Howard Zinn described Garlin's impact on him in the obituary he wrote.[4]

Works[edit]

See also[edit]

References[edit]

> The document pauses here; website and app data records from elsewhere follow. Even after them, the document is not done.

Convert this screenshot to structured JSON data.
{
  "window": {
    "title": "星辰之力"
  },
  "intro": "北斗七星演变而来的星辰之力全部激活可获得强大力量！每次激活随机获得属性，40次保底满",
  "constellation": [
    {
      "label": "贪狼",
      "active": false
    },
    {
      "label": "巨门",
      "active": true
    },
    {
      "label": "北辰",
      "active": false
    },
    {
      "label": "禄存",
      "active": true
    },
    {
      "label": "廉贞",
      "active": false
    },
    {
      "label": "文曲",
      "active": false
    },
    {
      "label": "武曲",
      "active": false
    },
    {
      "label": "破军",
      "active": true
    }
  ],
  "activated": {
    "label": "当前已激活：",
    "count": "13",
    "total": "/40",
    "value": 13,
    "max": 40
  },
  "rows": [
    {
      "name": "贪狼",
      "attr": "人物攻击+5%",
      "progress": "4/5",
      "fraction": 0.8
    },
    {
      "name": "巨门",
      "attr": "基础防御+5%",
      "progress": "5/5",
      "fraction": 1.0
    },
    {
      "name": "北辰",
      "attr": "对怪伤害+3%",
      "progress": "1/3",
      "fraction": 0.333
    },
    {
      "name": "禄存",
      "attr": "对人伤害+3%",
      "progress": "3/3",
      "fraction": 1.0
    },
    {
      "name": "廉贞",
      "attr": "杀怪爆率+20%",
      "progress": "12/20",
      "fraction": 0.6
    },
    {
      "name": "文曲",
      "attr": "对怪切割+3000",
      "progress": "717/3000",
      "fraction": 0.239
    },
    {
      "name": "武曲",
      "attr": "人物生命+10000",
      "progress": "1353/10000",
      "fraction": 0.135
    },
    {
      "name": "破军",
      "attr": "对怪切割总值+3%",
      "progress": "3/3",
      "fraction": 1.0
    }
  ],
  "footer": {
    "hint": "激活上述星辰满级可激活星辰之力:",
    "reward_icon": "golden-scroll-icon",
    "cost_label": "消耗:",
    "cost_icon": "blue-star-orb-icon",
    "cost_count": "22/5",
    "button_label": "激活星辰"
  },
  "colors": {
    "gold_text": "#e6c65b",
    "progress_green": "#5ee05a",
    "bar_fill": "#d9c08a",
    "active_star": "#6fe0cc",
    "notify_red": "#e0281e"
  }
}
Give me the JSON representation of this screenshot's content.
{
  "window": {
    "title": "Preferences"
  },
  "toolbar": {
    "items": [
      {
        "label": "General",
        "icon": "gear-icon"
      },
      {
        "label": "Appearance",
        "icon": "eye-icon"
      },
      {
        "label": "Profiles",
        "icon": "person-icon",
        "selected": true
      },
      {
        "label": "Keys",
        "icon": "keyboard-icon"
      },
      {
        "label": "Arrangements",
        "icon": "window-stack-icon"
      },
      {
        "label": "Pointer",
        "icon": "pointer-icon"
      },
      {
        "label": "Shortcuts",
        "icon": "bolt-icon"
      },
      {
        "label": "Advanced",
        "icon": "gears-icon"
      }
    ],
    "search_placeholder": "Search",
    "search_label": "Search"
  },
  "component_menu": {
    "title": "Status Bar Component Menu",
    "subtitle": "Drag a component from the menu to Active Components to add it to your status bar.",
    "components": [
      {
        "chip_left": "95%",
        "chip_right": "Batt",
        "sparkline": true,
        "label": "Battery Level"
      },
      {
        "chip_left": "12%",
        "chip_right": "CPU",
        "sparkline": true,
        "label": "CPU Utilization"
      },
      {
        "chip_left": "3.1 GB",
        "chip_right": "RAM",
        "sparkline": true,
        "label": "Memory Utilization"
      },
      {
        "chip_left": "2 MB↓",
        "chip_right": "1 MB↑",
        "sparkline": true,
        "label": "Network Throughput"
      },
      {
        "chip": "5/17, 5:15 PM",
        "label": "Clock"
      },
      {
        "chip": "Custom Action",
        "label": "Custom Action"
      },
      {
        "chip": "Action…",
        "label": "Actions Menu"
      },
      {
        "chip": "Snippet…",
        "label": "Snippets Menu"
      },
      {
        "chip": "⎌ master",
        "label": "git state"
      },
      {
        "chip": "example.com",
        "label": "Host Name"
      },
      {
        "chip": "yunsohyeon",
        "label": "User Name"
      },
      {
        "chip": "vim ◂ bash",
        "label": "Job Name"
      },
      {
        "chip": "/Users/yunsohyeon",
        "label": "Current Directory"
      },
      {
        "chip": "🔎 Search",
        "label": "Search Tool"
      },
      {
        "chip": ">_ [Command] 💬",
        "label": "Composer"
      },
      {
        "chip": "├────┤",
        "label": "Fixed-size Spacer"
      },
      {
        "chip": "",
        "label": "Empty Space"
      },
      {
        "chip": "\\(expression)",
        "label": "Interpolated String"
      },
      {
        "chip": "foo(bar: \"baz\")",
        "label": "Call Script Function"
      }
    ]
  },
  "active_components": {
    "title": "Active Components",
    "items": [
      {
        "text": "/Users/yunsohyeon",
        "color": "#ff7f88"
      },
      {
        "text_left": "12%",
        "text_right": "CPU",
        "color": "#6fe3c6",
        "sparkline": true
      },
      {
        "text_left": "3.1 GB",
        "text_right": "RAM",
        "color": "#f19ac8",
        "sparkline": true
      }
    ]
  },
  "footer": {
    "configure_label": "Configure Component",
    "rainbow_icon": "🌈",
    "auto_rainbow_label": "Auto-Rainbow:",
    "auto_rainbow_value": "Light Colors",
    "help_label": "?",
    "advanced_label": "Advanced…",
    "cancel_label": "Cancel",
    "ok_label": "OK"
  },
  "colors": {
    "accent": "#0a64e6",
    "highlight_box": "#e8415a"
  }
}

  1. ^ a b c "Obituaries". University of Colorado. Retrieved 11 February 2013. 
  2. ^ a b "Deaths GARLIN, SENDER". New York Times. 11 December 1999. Retrieved 11 February 2013. 
  3. ^ a b Wald, Alan M. (2002). Exiles from a Future Time: The Forging of the Mid-twentieth-century Literary Left. University of North Carolina Press. p. 182. 
  4. ^ a b c d e f Zinn, Howard (9 March 2000). "Sender Garlin". ZSpace. Retrieved 11 February 2013. 
  5. ^ Dunne, William F.; Morris Childs (2 October 1934). "Permanent Counter-Revolution: The Role of the Trotzkyites in the Minneapolis Strikes". New York: Workers Library Publishers. Retrieved 1 December 2013. 
  6. ^ "The Murder of Krivitsky". Marxists.org (from Fourth International, Vol.II No.2, pp.35-36). undated (originally February 1941). Retrieved 11 February 2013. 
  7. ^ Fleming, John W. (2009). The Anti-Communist Manifestos: Four Books That Shaped the Cold War. W. W. Norton. p. 137. 
  8. ^ Cray, Ed (2004). Ramblin' Man: The Life and Times of Woody Guthrie. W. W. Norton. 
  9. ^ a b [Whittaker] Check |authorlink= value (help) (1952). Witness. New York: Random House. pp. 196–197, 217. LCCN 52-5149 Check |lccn= value (help). 
  10. ^ "The "Real Huey P. Long". Forum Publishers. 1943. p. 29. 
  11. ^ "The Real Rickenbacker". Workers Library Publishers. 1943. p. 23. 
  12. ^ "The Truth About Reader's Digest". Forum Publishers. 1943. p. 29. 
  13. ^ "Is Dewey the Man?". Workers Library Publishers. 1944. p. 32. 
  14. ^ "Enemies of the Peace: Profile of the 'Hate-Russia' Gang". New Century Publishers. 1945. p. 48. 
  15. ^ "Red Tape and Barbed Wire: Close-Up of the McCarran Law in Action". Civil Rights Congress. 1952. p. 48. 
  16. ^ Garlin, Sender (December 1952). "Red Tape and Barbed Wire: Close-Up of the McCarran Law in Action". Civil Rights Congress. Retrieved 15 March 2014. 
  17. ^ | first = Sender | last = Garlin | title = William Dean Howells and the Haymarket era | publisher = American Institute for Marxist Studies | date = 1979
  18. ^ "Three American Radicals". Westview Press. 1991. p. 234. ISBN 9780813312569. Retrieved 11 February 2013. 

Sources[edit]